- [DATASET EXCERPTS]
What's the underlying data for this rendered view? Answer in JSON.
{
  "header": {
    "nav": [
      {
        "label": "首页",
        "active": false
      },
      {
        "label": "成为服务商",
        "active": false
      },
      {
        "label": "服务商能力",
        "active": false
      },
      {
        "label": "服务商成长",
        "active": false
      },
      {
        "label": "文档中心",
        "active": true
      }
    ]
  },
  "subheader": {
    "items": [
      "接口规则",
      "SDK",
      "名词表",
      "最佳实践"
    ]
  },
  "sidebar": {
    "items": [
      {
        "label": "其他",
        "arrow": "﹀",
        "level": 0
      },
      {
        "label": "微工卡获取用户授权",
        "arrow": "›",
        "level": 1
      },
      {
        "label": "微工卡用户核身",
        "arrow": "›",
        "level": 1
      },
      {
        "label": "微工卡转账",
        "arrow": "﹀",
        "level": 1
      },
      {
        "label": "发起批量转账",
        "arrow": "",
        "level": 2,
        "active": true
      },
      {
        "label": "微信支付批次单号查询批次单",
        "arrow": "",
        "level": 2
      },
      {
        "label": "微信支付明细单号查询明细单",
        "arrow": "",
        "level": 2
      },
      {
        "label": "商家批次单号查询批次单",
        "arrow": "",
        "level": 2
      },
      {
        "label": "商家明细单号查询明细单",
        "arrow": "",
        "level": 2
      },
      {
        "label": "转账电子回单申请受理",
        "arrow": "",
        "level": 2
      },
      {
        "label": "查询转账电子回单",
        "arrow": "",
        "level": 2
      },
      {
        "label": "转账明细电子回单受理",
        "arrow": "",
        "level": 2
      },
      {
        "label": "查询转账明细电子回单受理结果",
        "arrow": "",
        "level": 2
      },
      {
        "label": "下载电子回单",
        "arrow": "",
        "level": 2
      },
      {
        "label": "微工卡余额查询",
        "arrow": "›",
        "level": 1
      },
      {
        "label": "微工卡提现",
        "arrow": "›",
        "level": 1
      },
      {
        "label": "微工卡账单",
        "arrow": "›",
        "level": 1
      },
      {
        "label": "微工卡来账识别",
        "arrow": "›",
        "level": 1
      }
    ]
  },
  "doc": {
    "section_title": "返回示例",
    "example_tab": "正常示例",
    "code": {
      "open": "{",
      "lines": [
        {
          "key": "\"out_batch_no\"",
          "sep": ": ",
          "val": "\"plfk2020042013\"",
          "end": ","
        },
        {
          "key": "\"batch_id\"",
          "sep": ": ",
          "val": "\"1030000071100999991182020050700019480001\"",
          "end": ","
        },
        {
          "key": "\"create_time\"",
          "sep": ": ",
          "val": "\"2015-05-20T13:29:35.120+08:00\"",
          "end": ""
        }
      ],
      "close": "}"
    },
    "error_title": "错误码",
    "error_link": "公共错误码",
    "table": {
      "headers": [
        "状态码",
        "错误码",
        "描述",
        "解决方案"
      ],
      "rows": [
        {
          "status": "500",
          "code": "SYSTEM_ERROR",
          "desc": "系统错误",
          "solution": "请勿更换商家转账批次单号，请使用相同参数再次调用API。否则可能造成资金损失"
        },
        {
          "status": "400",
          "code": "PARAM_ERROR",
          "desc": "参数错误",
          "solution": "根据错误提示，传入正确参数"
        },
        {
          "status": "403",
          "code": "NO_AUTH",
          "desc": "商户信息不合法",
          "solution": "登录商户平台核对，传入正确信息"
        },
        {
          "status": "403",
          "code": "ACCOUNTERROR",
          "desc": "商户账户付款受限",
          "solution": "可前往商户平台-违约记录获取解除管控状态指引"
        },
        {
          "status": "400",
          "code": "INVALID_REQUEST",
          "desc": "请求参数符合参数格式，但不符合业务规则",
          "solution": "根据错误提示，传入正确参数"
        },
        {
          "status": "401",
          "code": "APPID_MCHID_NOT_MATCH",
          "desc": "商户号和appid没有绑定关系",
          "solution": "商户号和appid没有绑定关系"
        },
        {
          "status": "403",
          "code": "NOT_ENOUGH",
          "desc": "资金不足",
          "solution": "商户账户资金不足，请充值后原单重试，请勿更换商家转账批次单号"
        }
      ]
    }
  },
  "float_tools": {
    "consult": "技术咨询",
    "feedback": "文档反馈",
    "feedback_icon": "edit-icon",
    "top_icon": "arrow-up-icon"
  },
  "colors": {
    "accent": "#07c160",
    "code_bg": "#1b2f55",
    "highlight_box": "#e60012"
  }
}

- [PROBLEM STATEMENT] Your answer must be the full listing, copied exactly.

- [RESULT OF THIS TASK]
What's the underlying data for this rendered view? Answer in JSON.
{
  "header": {
    "nav": [
      {
        "label": "首页",
        "active": false
      },
      {
        "label": "成为服务商",
        "active": false
      },
      {
        "label": "服务商能力",
        "active": false
      },
      {
        "label": "服务商成长",
        "active": false
      },
      {
        "label": "文档中心",
        "active": true
      }
    ]
  },
  "subheader": {
    "items": [
      "接口规则",
      "SDK",
      "名词表",
      "最佳实践"
    ]
  },
  "sidebar": {
    "items": [
      {
        "label": "其他",
        "arrow": "﹀",
        "level": 0
      },
      {
        "label": "微工卡获取用户授权",
        "arrow": "›",
        "level": 1
      },
      {
        "label": "微工卡用户核身",
        "arrow": "›",
        "level": 1
      },
      {
        "label": "微工卡转账",
        "arrow": "﹀",
        "level": 1
      },
      {
        "label": "发起批量转账",
        "arrow": "",
        "level": 2,
        "active": true
      },
      {
        "label": "微信支付批次单号查询批次单",
        "arrow": "",
        "level": 2
      },
      {
        "label": "微信支付明细单号查询明细单",
        "arrow": "",
        "level": 2
      },
      {
        "label": "商家批次单号查询批次单",
        "arrow": "",
        "level": 2
      },
      {
        "label": "商家明细单号查询明细单",
        "arrow": "",
        "level": 2
      },
      {
        "label": "转账电子回单申请受理",
        "arrow": "",
        "level": 2
      },
      {
        "label": "查询转账电子回单",
        "arrow": "",
        "level": 2
      },
      {
        "label": "转账明细电子回单受理",
        "arrow": "",
        "level": 2
      },
      {
        "label": "查询转账明细电子回单受理结果",
        "arrow": "",
        "level": 2
      },
      {
        "label": "下载电子回单",
        "arrow": "",
        "level": 2
      },
      {
        "label": "微工卡余额查询",
        "arrow": "›",
        "level": 1
      },
      {
        "label": "微工卡提现",
        "arrow": "›",
        "level": 1
      },
      {
        "label": "微工卡账单",
        "arrow": "›",
        "level": 1
      },
      {
        "label": "微工卡来账识别",
        "arrow": "›",
        "level": 1
      }
    ]
  },
  "doc": {
    "section_title": "返回示例",
    "example_tab": "正常示例",
    "code": {
      "open": "{",
      "lines": [
        {
          "key": "\"out_batch_no\"",
          "sep": ": ",
          "val": "\"plfk2020042013\"",
          "end": ","
        },
        {
          "key": "\"batch_id\"",
          "sep": ": ",
          "val": "\"1030000071100999991182020050700019480001\"",
          "end": ","
        },
        {
          "key": "\"create_time\"",
          "sep": ": ",
          "val": "\"2015-05-20T13:29:35.120+08:00\"",
          "end": ""
        }
      ],
      "close": "}"
    },
    "error_title": "错误码",
    "error_link": "公共错误码",
    "table": {
      "headers": [
        "状态码",
        "错误码",
        "描述",
        "解决方案"
      ],
      "rows": [
        {
          "status": "500",
          "code": "SYSTEM_ERROR",
          "desc": "系统错误",
          "solution": "请勿更换商家转账批次单号，请使用相同参数再次调用API。否则可能造成资金损失"
        },
        {
          "status": "400",
          "code": "PARAM_ERROR",
          "desc": "参数错误",
          "solution": "根据错误提示，传入正确参数"
        },
        {
          "status": "403",
          "code": "NO_AUTH",
          "desc": "商户信息不合法",
          "solution": "登录商户平台核对，传入正确信息"
        },
        {
          "status": "403",
          "code": "ACCOUNTERROR",
          "desc": "商户账户付款受限",
          "solution": "可前往商户平台-违约记录获取解除管控状态指引"
        },
        {
          "status": "400",
          "code": "INVALID_REQUEST",
          "desc": "请求参数符合参数格式，但不符合业务规则",
          "solution": "根据错误提示，传入正确参数"
        },
        {
          "status": "401",
          "code": "APPID_MCHID_NOT_MATCH",
          "desc": "商户号和appid没有绑定关系",
          "solution": "商户号和appid没有绑定关系"
        },
        {
          "status": "403",
          "code": "NOT_ENOUGH",
          "desc": "资金不足",
          "solution": "商户账户资金不足，请充值后原单重试，请勿更换商家转账批次单号"
        }
      ]
    }
  },
  "float_tools": {
    "consult": "技术咨询",
    "feedback": "文档反馈",
    "feedback_icon": "edit-icon",
    "top_icon": "arrow-up-icon"
  },
  "colors": {
    "accent": "#07c160",
    "code_bg": "#1b2f55",
    "highlight_box": "#e60012"
  }
}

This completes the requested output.